The back third of the property, about 150 acres, was rezoned for light-industrial uses, mainly warehouses. Warehousing is a booming development trend in Chatham County, with occupancy rates close to 100% and companies needing places to store goods as they arrive to the Port of Savannah.
All three parcels of the property were rezoned unanimously by the MPC, with the caveats that a 100-foot buffer be built between the property and neighboring residences, and that the developer submit a masterplan and development plan to the MPC for approval before permitting can begin.
Neighbors, alderwoman fear area developing too rapidly
Several residents and Savannah Alderwoman at-large Kiesha Gibson-Carter spoke out against the project — not in complete opposition — but in a plea to slow down the approval process for such a large tract in a largely undeveloped area.
Speaking to the MPC, Gibson-Carter, who is one of two at-large alderwomen in the city, said West Chatham is rapidly developing, and ordinances and infrastructure improvements are lagging behind widespread development.
“When these properties are annexed into our city, (we are) concerned about traffic, police, fire service, and recreational outlets for these communities that we do not address,” Gibson-Carter said at the May 24 meeting. “It simply becomes an afterthought.”
Apart from the commercial core near the I-95 interchange, Fort Argyle Road is largely agricultural land, with the exception of one warehouse. The rural character of the area must be protected, urged resident Karrie Bieber.
“This affects everybody in this area, not just those people within 200, 300, 500 feet of this property. We are going to be affected by the wetlands being taken away. Flooding, traffic, things along that line,” said Bieber, who was speaking on behalf of the West Chatham Community Watch, a grassroots groups of residents in the area.
Bieber said WCCW is concerned with the light, noise and water pollution the development will exact on the environment and neighborhood.
“When you live out in this rural area, those lights, the trees, the buffers, they turn into a whole other dimension you don’t get in the city,” she said.
Yellin, the developer’s lawyer, said he does not expect to go through the watch for every development, because they are not a formal neighborhood association, but promised to keep them in the loop moving forward.
“We’re not opposed to every single thing that comes out here, but we need to know what’s going on,” Bieber concluded. “And it’s only fair that somebody lets us speak and gets our feedback.”

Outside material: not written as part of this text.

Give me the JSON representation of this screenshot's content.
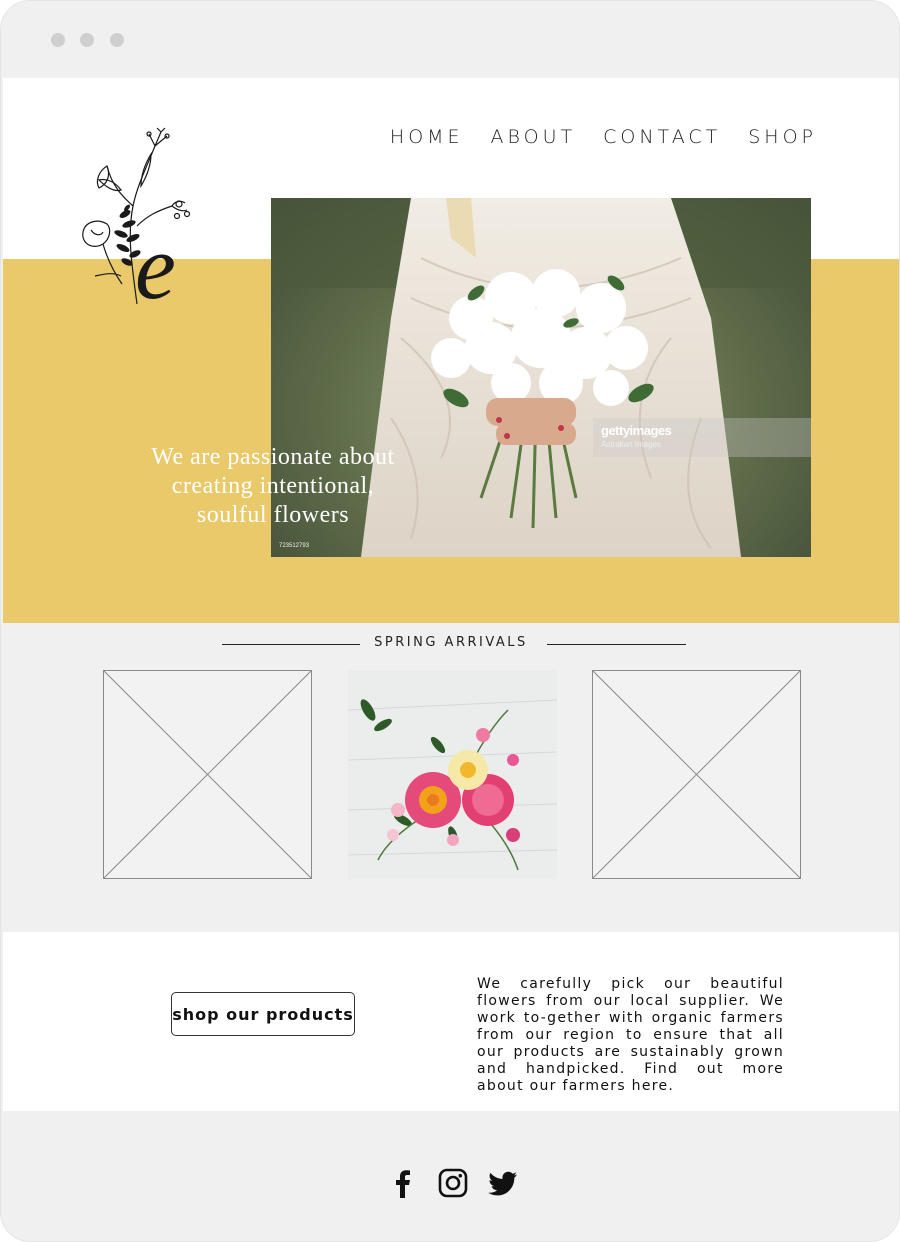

Zoe covers growth and how it impacts communities in the Savannah area. Find her at [email protected], @zoenicholson_ on Twitter, and @zoenicholsonreporter on Instagram.